Mahama’s journey to the topmost position in the country started in the mid-1990s when he won a seat in Parliament, but he is a man born into a political tradition.
His father, Emmanuel Adama Mahama, was the first Member of Parliament for the West Gonja constituency. The Senior Mahama was also the first Regional Commissioner of the Northern Region in the First Republic under Dr. Kwame Nkrumah.
To this end, John was always primed to take some leaves from his father’s book. And he did – with aplomb.
The Accra Newtown Experimental School (ANT1) was where Mahama had his primary education, before moving to Achimota School for his Junior High School education.
The 61-year-old then had his secondary school education at the Ghana Secondary School in Tamale, while later graduating with a bachelor's degree in history from the University of Ghana.

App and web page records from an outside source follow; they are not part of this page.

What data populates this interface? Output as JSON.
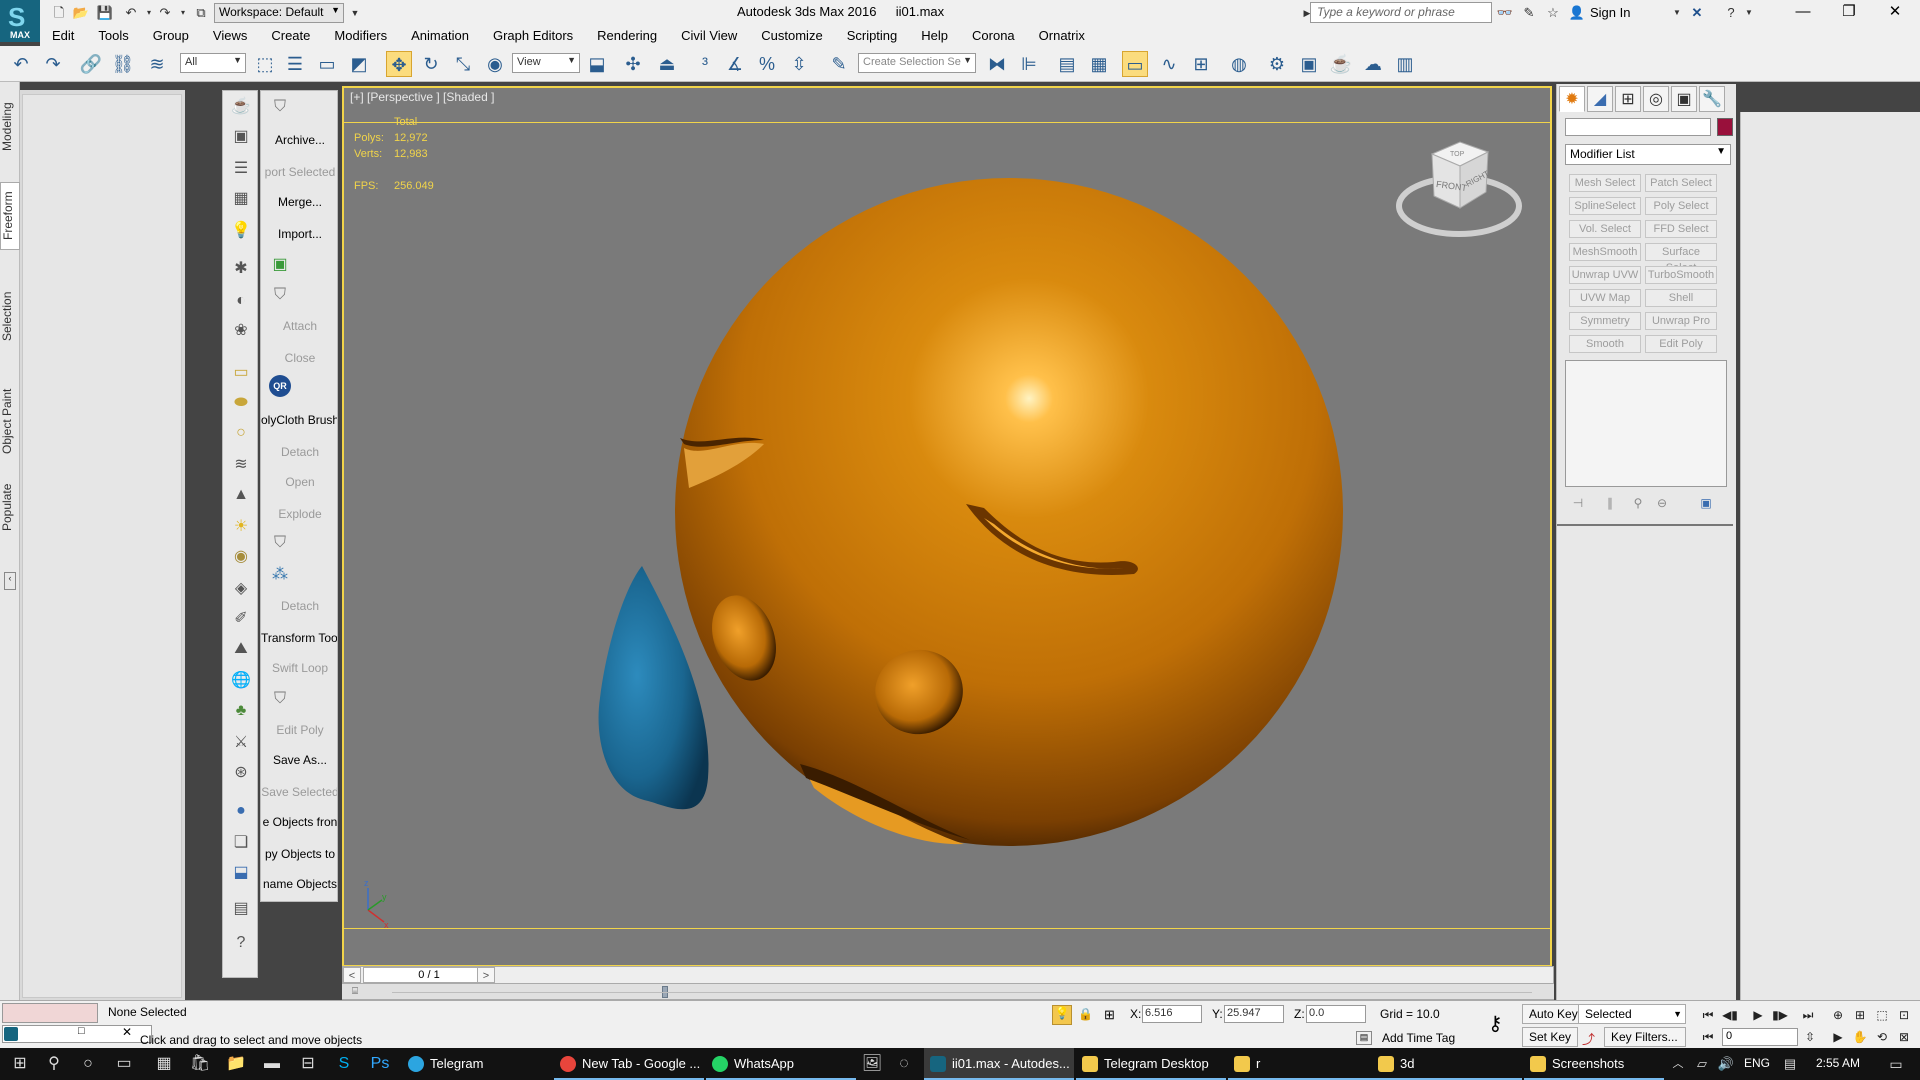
{
  "title_bar": {
    "logo_label": "MAX",
    "workspace": "Workspace: Default",
    "app_title": "Autodesk 3ds Max 2016",
    "file_name": "ii01.max",
    "search_placeholder": "Type a keyword or phrase",
    "sign_in": "Sign In"
  },
  "menu": [
    "Edit",
    "Tools",
    "Group",
    "Views",
    "Create",
    "Modifiers",
    "Animation",
    "Graph Editors",
    "Rendering",
    "Civil View",
    "Customize",
    "Scripting",
    "Help",
    "Corona",
    "Ornatrix"
  ],
  "toolbar": {
    "selection_filter": "All",
    "ref_coord": "View",
    "selection_set_placeholder": "Create Selection Se"
  },
  "ribbon_tabs": [
    "Modeling",
    "Freeform",
    "Selection",
    "Object Paint",
    "Populate"
  ],
  "tool_panel": {
    "items": [
      {
        "label": "Archive...",
        "enabled": true
      },
      {
        "label": "port Selected",
        "enabled": false
      },
      {
        "label": "Merge...",
        "enabled": true
      },
      {
        "label": "Import...",
        "enabled": true
      },
      {
        "label": "Attach",
        "enabled": false
      },
      {
        "label": "Close",
        "enabled": false
      },
      {
        "label": "olyCloth Brushe",
        "enabled": true
      },
      {
        "label": "Detach",
        "enabled": false
      },
      {
        "label": "Open",
        "enabled": false
      },
      {
        "label": "Explode",
        "enabled": false
      },
      {
        "label": "Detach",
        "enabled": false
      },
      {
        "label": "Transform Tool",
        "enabled": true
      },
      {
        "label": "Swift Loop",
        "enabled": false
      },
      {
        "label": "Edit Poly",
        "enabled": false
      },
      {
        "label": "Save As...",
        "enabled": true
      },
      {
        "label": "Save Selected",
        "enabled": false
      },
      {
        "label": "e Objects fron",
        "enabled": true
      },
      {
        "label": "py Objects to",
        "enabled": true
      },
      {
        "label": "name Objects",
        "enabled": true
      }
    ],
    "qr_badge": "QR"
  },
  "viewport": {
    "label": "[+] [Perspective ] [Shaded ]",
    "stats": {
      "header": "Total",
      "polys_label": "Polys:",
      "polys": "12,972",
      "verts_label": "Verts:",
      "verts": "12,983",
      "fps_label": "FPS:",
      "fps": "256.049"
    },
    "viewcube": {
      "front": "FRONT",
      "right": "RIGHT",
      "top": "TOP"
    },
    "axis": {
      "z": "z",
      "y": "y",
      "x": "x"
    },
    "colors": {
      "sphere": "#d27f0a",
      "drop": "#1f6f95",
      "background": "#7a7a7a",
      "border": "#f1d44a"
    }
  },
  "command_panel": {
    "modifier_list": "Modifier List",
    "modifiers": [
      "Mesh Select",
      "Patch Select",
      "SplineSelect",
      "Poly Select",
      "Vol. Select",
      "FFD Select",
      "MeshSmooth",
      "Surface Select",
      "Unwrap UVW",
      "TurboSmooth",
      "UVW Map",
      "Shell",
      "Symmetry",
      "Unwrap Pro",
      "Smooth",
      "Edit Poly"
    ],
    "color_swatch": "#99103b"
  },
  "time_slider": {
    "frame": "0 / 1"
  },
  "status": {
    "selection": "None Selected",
    "prompt": "Click and drag to select and move objects",
    "x_label": "X:",
    "x": "6.516",
    "y_label": "Y:",
    "y": "25.947",
    "z_label": "Z:",
    "z": "0.0",
    "grid": "Grid = 10.0",
    "add_time_tag": "Add Time Tag",
    "auto_key": "Auto Key",
    "set_key": "Set Key",
    "selected_dropdown": "Selected",
    "key_filters": "Key Filters...",
    "frame_field": "0"
  },
  "taskbar": {
    "apps": [
      {
        "label": "Telegram",
        "color": "#2ca5e0"
      },
      {
        "label": "New Tab - Google ...",
        "color": "#e8453c"
      },
      {
        "label": "WhatsApp",
        "color": "#25d366"
      },
      {
        "label": "ii01.max - Autodes...",
        "color": "#16657f"
      },
      {
        "label": "Telegram Desktop",
        "color": "#f2c94c"
      },
      {
        "label": "r",
        "color": "#f2c94c"
      },
      {
        "label": "3d",
        "color": "#f2c94c"
      },
      {
        "label": "Screenshots",
        "color": "#f2c94c"
      }
    ],
    "language": "ENG",
    "time": "2:55 AM"
  }
}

By 1988, a young Mahama had obtained a postgraduate degree from the Institute of Social Sciences in Moscow in the Soviet Union, where he specialised in social psychology.
Mahama worked in various capacities after returning from Moscow, including serving as the Information, Culture and Research Officer at the Embassy of Japan.
His first real foray into hardcore politics, however, came in 1996 when he was elected Member of Parliament for the Bole/Bamboi constituency.
A year later, under the Jerry John Rawlings administration, he was appointed Deputy Minister of Communications. His rise in the National Democratic Congress (NDC) was going faster than expected.
And by 1998, he was elevated to become the Minister of Communications. Mahama was Minister of Communications till 2001 when the New Patriotic Party (NPP) won power.
But he managed to retain his Parliamentary seat in Bole/Bamboi, extending his stay as a legislator for four more years. Fortunately, he was re-elected again in 2004 for a third term in Parliament.
During his time in Parliament, Mahama occupied several key roles both in the House and in the NDC. Between 2000 and 2004, he was the Minority Parliamentary Spokesman for Communications.
He also rose to become the Director of Communications for the NDC in 2002, before being selected among a team of International Observers to monitor Zimbabwe’s Parliamentary Elections that same year.
It is also worthy to note that, in between all these, Mahama occupied other roles, becoming Chairman of the National Communications Authority, while he was also a founding member of the Ghana AIDS Commission.
The biggest role in his political career came in 2008 when he was chosen as the running mate of Prof. John Evans Atta Mills.
The NDC eventually won the 2008 elections and Mahama became Vice President of the country. However, the unfortunate demise of President Mills while in office led to Mahama being sworn in as President five months before the 2012 elections.
He was subsequently acclaimed as the NDC’s flagbearer for that year’s election and he beat the NPP’s Nana Akufo-Addo to substantively retain the Presidency.
In 20 years, Mahama had gone from a teacher to a communications specialist to a Member of Parliament to a President. However, his reign as President lasted for just four years, as he lost the 2016 presidential election to Akufo-Addo.
Mahama, though, is still active in politics and will be contesting the 2020 polls as the presidential candidate of the NDC.